Dr. Martin Luther King, Jr. Activities for Kids
In this set of activities adaptable for grades K-3, parents and educators will find ideas for teaching about Dr. Martin Luther King, Jr. These activities are designed to complement the BrainPOP Jr. Dr. Martin Luther King, Jr. topic page, which includes a movie, quizzes, online games, printable activities, and more.
Classroom Activities for Teaching About Dr. Martin Luther King, Jr.
Have your students choose someone who inspires them. It may be a family member, community leader, friend, or even a character in a book. Have each child create a profile of a hero or role model and explain why he or she is inspirational. Some students may even want to interview their subjects. Then have students share their profiles with the class. Encourage students to be creative: they can dress up, give a speech, write a poem, offer inspirational quotes, create posters, or even build a webpage that honors their inspirational person.
Remind children that Dr. King stood up for his beliefs to bring change to an entire nation. What would your children like to change about their world? Discuss key issues in your school, community, or state. Issues can include adding bike lanes or public spaces, budget cuts to school programs, saving landmarks, or cutting down on pollution. Brainstorm ways that children can get involved. They may want to start a letter-writing campaign or raise awareness at school through events or fundraising.
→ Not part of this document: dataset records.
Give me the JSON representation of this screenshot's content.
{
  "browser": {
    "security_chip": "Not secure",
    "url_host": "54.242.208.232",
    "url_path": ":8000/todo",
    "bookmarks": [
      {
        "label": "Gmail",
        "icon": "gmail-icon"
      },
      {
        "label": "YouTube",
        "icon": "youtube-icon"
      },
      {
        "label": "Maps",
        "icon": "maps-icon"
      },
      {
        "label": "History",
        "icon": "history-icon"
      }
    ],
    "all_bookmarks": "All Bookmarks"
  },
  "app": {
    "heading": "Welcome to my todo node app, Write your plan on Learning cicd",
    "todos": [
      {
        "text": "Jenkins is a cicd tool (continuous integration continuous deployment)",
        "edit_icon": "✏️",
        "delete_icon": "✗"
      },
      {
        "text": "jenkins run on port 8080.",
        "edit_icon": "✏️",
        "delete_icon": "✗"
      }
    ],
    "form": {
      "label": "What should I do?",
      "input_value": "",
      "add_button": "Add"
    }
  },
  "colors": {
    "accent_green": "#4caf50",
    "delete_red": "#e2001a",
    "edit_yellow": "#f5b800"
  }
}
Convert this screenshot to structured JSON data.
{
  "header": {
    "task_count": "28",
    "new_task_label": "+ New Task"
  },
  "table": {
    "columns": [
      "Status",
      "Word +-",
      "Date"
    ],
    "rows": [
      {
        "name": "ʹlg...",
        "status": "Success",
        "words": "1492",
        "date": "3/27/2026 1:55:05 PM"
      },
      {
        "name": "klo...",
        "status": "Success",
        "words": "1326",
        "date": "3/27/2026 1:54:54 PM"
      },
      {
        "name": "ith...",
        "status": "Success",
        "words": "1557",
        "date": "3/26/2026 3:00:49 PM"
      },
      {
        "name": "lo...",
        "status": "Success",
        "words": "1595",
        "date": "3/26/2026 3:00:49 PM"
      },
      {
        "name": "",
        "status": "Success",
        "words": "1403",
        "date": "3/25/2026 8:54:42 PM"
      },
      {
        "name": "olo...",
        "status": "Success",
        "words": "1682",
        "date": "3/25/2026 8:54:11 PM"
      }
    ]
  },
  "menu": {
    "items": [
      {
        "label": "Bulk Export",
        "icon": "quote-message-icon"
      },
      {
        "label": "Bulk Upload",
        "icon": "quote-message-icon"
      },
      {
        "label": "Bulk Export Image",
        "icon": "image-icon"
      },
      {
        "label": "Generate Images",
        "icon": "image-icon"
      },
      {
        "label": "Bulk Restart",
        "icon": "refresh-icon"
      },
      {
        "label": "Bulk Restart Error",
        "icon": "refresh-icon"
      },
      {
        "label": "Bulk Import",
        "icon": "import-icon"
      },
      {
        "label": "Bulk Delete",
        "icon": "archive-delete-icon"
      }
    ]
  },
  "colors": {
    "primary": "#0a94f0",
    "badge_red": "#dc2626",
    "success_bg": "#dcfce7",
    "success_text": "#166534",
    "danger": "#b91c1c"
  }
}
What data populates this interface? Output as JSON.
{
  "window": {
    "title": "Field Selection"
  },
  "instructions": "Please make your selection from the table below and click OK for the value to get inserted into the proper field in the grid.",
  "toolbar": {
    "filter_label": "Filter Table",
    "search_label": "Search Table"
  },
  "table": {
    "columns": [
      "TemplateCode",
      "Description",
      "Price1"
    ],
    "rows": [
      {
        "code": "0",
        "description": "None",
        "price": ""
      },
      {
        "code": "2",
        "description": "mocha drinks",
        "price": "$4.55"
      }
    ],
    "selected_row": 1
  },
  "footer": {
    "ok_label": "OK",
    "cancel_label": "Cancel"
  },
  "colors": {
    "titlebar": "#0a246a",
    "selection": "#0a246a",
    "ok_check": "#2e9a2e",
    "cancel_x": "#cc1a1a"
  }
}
Help your children become active citizens!
Family and Homeschool Activities for Teaching About Writing a Paragraph
Many books, films, and other child-friendly resources have been created about Martin Luther King, Jr. Visit the library with your child and check out resources to learn more about his life and work. Read and watch together and discuss. We recommend going on the Internet to look up his famous “I Have a Dream” speech and listen together. Pause during the speech and take time to discuss Dr. King’s words.
Have your child trace his or her hand on a piece of paper. Then brainstorm five things your child can do or say to become a better citizen. Try to think of specific ways your child can treat people with respect, contribute to the community, or fulfill assigned responsibilities at home. For example, your child could give one compliment to a sibling or classmate everyday. To model good citizenship, you may want to write your own “Five Things”, too.